But for many feds and those of us who still have jobs — again, so far — it is something of an academic exercise. We may be miffed because we cant work from home (or because we are required to telework). But every two weeks that direct-deposit is made in the form of a salary check. Plus retirement contributions and TSP (with matching employer contributions) that are unavailable to private sector types still on the (often reduced) payroll.

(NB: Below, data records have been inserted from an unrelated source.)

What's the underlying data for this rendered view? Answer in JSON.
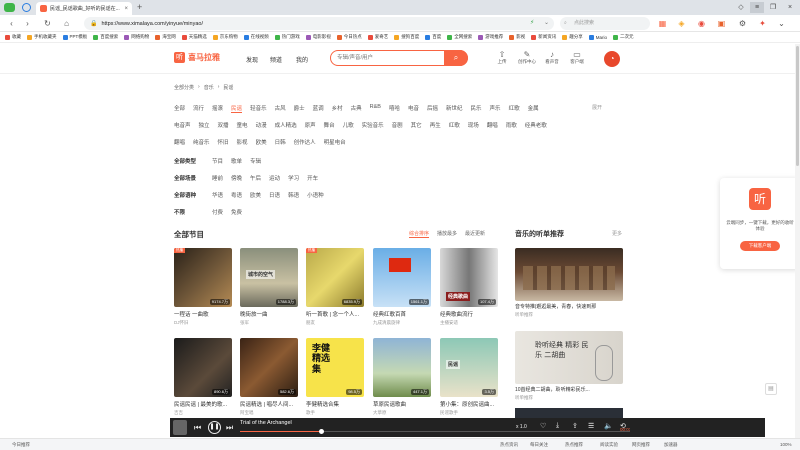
{
  "browser": {
    "tab_title": "民谣_民谣歌曲_好听的民谣在...",
    "url": "https://www.ximalaya.com/yinyue/minyao/",
    "search_placeholder": "点此搜索",
    "bookmarks": [
      "收藏",
      "手机收藏夹",
      "PPT模板",
      "百度搜索",
      "网络购物",
      "海宝网",
      "天猫精选",
      "京东购物",
      "在线视频",
      "热门游戏",
      "电影影视",
      "今日热点",
      "爱奇艺",
      "搜狗百度",
      "百度",
      "全网搜索",
      "游戏推荐",
      "影视",
      "新闻资讯",
      "趣分享",
      "Mario",
      "二次元"
    ]
  },
  "site": {
    "logo_text": "喜马拉雅",
    "nav": [
      "发现",
      "频道",
      "我的"
    ],
    "search_placeholder": "专辑/声音/用户",
    "tools": [
      "上传",
      "创作中心",
      "看声音",
      "客户端"
    ]
  },
  "breadcrumb": [
    "全部分类",
    "音乐",
    "民谣"
  ],
  "filters": {
    "row1": [
      "全部",
      "流行",
      "摇滚",
      "民谣",
      "轻音乐",
      "古风",
      "爵士",
      "蓝调",
      "乡村",
      "古典",
      "R&B",
      "嘻哈",
      "电音",
      "后摇",
      "新世纪",
      "民乐",
      "声乐",
      "红歌",
      "金属"
    ],
    "row2": [
      "电音声",
      "独立",
      "双播",
      "童电",
      "动漫",
      "成人精选",
      "原声",
      "舞台",
      "儿歌",
      "实验音乐",
      "音剧",
      "其它",
      "再生",
      "红歌",
      "现场",
      "翻唱",
      "雨歌",
      "经典老歌"
    ],
    "row3": [
      "翻唱",
      "纯音乐",
      "怀旧",
      "影视",
      "欧美",
      "日韩",
      "创作达人",
      "明星电台"
    ],
    "mood_label": "全部类型",
    "mood": [
      "节目",
      "歌单",
      "专辑"
    ],
    "scene_label": "全部场景",
    "scene": [
      "睡前",
      "傍晚",
      "午后",
      "运动",
      "学习",
      "开车"
    ],
    "lang_label": "全部语种",
    "lang": [
      "华语",
      "粤语",
      "欧美",
      "日语",
      "韩语",
      "小语种"
    ],
    "paid_label": "不限",
    "paid": [
      "付费",
      "免费"
    ],
    "more": "展开"
  },
  "programs": {
    "title": "全部节目",
    "sort": [
      "综合排序",
      "播放最多",
      "最近更新"
    ],
    "items": [
      {
        "title": "一程话 一曲歌",
        "author": "DJ怀旧",
        "plays": "9174.7万",
        "tag": "热播"
      },
      {
        "title": "晚街旅一曲",
        "author": "张军",
        "plays": "1788.3万",
        "tag": ""
      },
      {
        "title": "听一首歌 | 念一个人...",
        "author": "朋友",
        "plays": "6835.9万",
        "tag": "热播"
      },
      {
        "title": "经典红歌百首",
        "author": "九成清晨旋律",
        "plays": "1561.1万",
        "tag": ""
      },
      {
        "title": "经典歌曲流行",
        "author": "主播安适",
        "plays": "107.4万",
        "tag": ""
      },
      {
        "title": "民谣民谣 | 最美的歌...",
        "author": "吉吉",
        "plays": "890.6万",
        "tag": ""
      },
      {
        "title": "民谣精选 | 唱尽人间...",
        "author": "阿宝唱",
        "plays": "582.6万",
        "tag": ""
      },
      {
        "title": "李健精选合集",
        "author": "歌手",
        "plays": "98.5万",
        "tag": ""
      },
      {
        "title": "草原民谣歌曲",
        "author": "大草原",
        "plays": "447.1万",
        "tag": ""
      },
      {
        "title": "第小集：原创民谣曲...",
        "author": "民谣歌手",
        "plays": "3.5万",
        "tag": ""
      }
    ],
    "cover_texts": {
      "card2": "城市的空气",
      "card5": "经典歌曲",
      "card8": [
        "李健",
        "精选",
        "集"
      ],
      "card10": "民谣"
    }
  },
  "recommend": {
    "title": "音乐的听单推荐",
    "more": "更多",
    "items": [
      {
        "title": "音专特推|邂逅最美，青春，快速到那",
        "meta": "听单推荐"
      },
      {
        "title": "10首经典二胡曲，聆听精彩民乐...",
        "meta": "听单推荐",
        "img_text": "聆听经典 精彩 民乐 二胡曲"
      }
    ]
  },
  "promo": {
    "text": "云端同步，一键下载，更好的收听体验",
    "button": "下载客户端"
  },
  "player": {
    "track": "Trial of the Archangel",
    "time": "00:01:55 / 00:02:55",
    "progress": 0.2
  },
  "statusbar": {
    "left": "今日推荐",
    "items": [
      "热点资讯",
      "每日关注",
      "热点推荐",
      "阅读实验",
      "网页推荐",
      "加速器"
    ],
    "zoom": "100%"
  },
  "colors": {
    "brand": "#f86442"
  }
}
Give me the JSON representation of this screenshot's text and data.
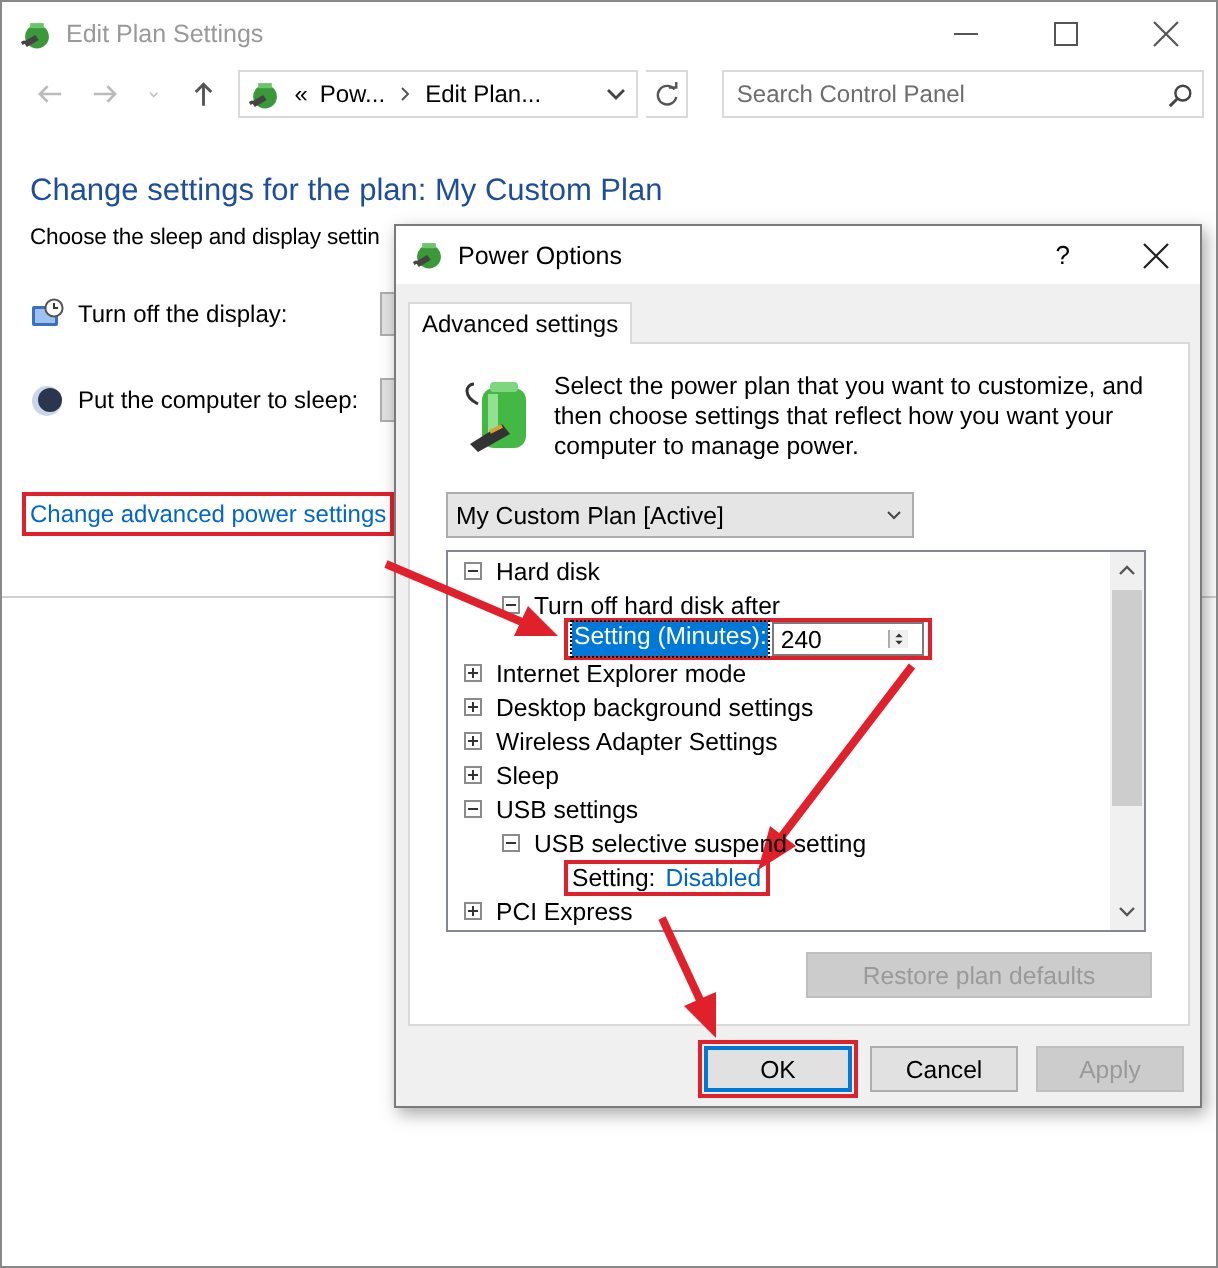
{
  "window": {
    "title": "Edit Plan Settings"
  },
  "address_bar": {
    "overflow": "«",
    "crumbs": [
      "Pow...",
      "Edit Plan..."
    ]
  },
  "search": {
    "placeholder": "Search Control Panel"
  },
  "heading": "Change settings for the plan: My Custom Plan",
  "description": "Choose the sleep and display settin",
  "settings": [
    {
      "kind": "display",
      "label": "Turn off the display:"
    },
    {
      "kind": "sleep",
      "label": "Put the computer to sleep:"
    }
  ],
  "advanced_link": {
    "label": "Change advanced power settings",
    "highlighted": true
  },
  "dialog": {
    "title": "Power Options",
    "help": "?",
    "tabs": [
      {
        "label": "Advanced settings",
        "selected": true
      }
    ],
    "intro": "Select the power plan that you want to customize, and then choose settings that reflect how you want your computer to manage power.",
    "plan_dropdown": {
      "value": "My Custom Plan [Active]"
    },
    "tree": [
      {
        "label": "Hard disk",
        "expanded": true,
        "children": [
          {
            "label": "Turn off hard disk after",
            "expanded": true,
            "children": [
              {
                "kind": "spin",
                "label": "Setting (Minutes):",
                "value": "240",
                "selected": true,
                "highlighted": true
              }
            ]
          }
        ]
      },
      {
        "label": "Internet Explorer mode",
        "expanded": false
      },
      {
        "label": "Desktop background settings",
        "expanded": false
      },
      {
        "label": "Wireless Adapter Settings",
        "expanded": false
      },
      {
        "label": "Sleep",
        "expanded": false
      },
      {
        "label": "USB settings",
        "expanded": true,
        "children": [
          {
            "label": "USB selective suspend setting",
            "expanded": true,
            "children": [
              {
                "kind": "value",
                "label": "Setting:",
                "value": "Disabled",
                "selected": false,
                "highlighted": true
              }
            ]
          }
        ]
      },
      {
        "label": "PCI Express",
        "expanded": false
      }
    ],
    "restore_button": {
      "label": "Restore plan defaults",
      "disabled": true
    },
    "buttons": [
      {
        "label": "OK",
        "disabled": false,
        "focused": true,
        "highlighted": true
      },
      {
        "label": "Cancel",
        "disabled": false,
        "focused": false,
        "highlighted": false
      },
      {
        "label": "Apply",
        "disabled": true,
        "focused": false,
        "highlighted": false
      }
    ]
  }
}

Tens of millions of private sector employees have been laid off, or furloughed. Many will not return to jobs as good as their pre-pandeic gigs. Many companies have suspended 401 k plans—definitely matching contribution. Many (of the relatively few still offering pension benefits) have suspended their retirement plans and benefits. For good. Work till you drop has become the mantra for hundreds of thousands.

The media—like service jobs—-has taken a big hit. Unlike the latter which may come back—jobs, bureaus and whole areas of news coverage are gone forever. I know scores who have been laid off. Dozens who have taken pay cuts of 25 to 14 percent happily to keep their jobs. Others who have or will lose retirement benefits. At age 50 or 60 when it it kind of hard to regroup aka Benjamin Button.

Public employees haven’t fared as well as their federal counterparts Take New York City!

Please…

According to the New York Times (NY City’s $5 Billion Budget Crisis) the city is in big financial trouble. Among other things are proposals to cap nonunion city wages at $150k and to reduce the payroll which has jumped in recent years. The Times said that every years 200,000 city workers leave jobs or retire yet after an austerity hiring program there were only 600 fewer jobs as of June of this year.

In the DC area the George Washington University is one of many institutes of higher learning that are cutting staff. Its budget is short $220 million. It has furloughed staff(as opposed to firing them) so they can keep health benefits (paying the full premium with no income??) according to The Washington Post.

And so forth.

Tough times, rocky seas? Yes.

Same boat? Not really!

Nearly Useless Factoid

By Alazar Moges

Where are your keys? The average American spends 2.5 days each year looking for lost items, collectively costing U.S. households $2.7 Billion annually in replacement costs.

Source: Cision PR Newswire